The largest of those is Chrysalis Ventures in Louisville. David Jones Jr. is chairman and managing director of the firm, which he started with a partner in 1994. Today, Chrysalis is making investments from a fund that closed in 2002 with $143 million in assets, Jones said. About one-third of that fund has been invested in 17 companies. Chrysalis gets about 700 business plans a year, but only invests in a few of those companies.
The trend in Kentucky venture capital is toward investing in health care and education, Jones said. “Five years ago, in 1999, the Internet was very big,” Jones said. “There was virtually no interest in health care services, or anything other than e-health. For the geography that we serve, the Southeast and the Midwest, the bread and butter of our economy is health care…But health care has become busier for us and attractive nationally.”
Other new areas include education and training. “The education system, like health care, has been slow to adopt new tools,” Jones said. “We think there are productivity enhancements to be made there.”
The National Venture Capital Association’s figures show that from 1999 to the third quarter of 2004, about 32 percent of venture capital investments in Kentucky companies went into telecommunications firms, and 18 percent went into industrial and energy firms. About 14 percent went into biotechnology, and approximately 10 percent into health care services.
NVCA figures also show that venture capital invested in Kentucky companies peaked in 2000, just before the tech bust, with $198.48 million invested in 11 companies. In 2003, only $7.1 million was invested in four companies. But 2004 has shown a slight rebound, with $54.41 million invested in seven companies through the third quarter of last year.
Nationwide last year, venture capitalists invested $20.9 billion, up 11 percent from $18.9 billion in 2003.
Dale Boden, president of BF Capital, a private investment company in Louisville, said there simply isn’t much money in Kentucky for venture capitalists. His firm plans to close an investment fund soon that will have about $3 million in funds available, and wants to make most of its investments in Kentucky. He thinks that will help fill the void. “So much of it has to do with where the wealth is in the U.S.,” Boden said. “There is greater wealth concentration on the West Coast and the East Coast.”
One way to secure more venture capital money for Kentucky companies is to get institutional investors to consider putting some of their funds into venture capital.

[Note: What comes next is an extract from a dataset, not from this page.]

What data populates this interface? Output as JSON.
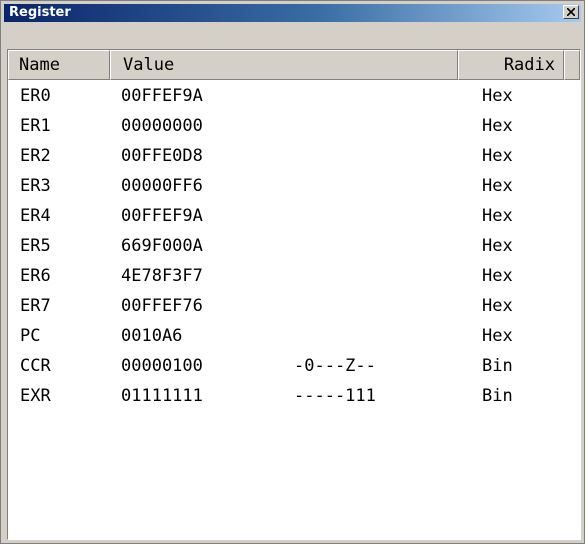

In 2003, Louisville-Jefferson County Metro Mayor Jerry Abramson made a pitch to several large state retirement funds to put some of their money into venture capital.
Kent Oyler is Abramson’s liaison for venture capital and entrepreneurship. “How the economy of the state looks in 20 years will be based on how successful we are in attracting venture capital today,” Oyler said.
And, Oyler added, investors are more likely to meet success if they put money in venture capital in Kentucky. “The deals are not picked-over here,” Oyler said. “It’s like going to the bargain barn.”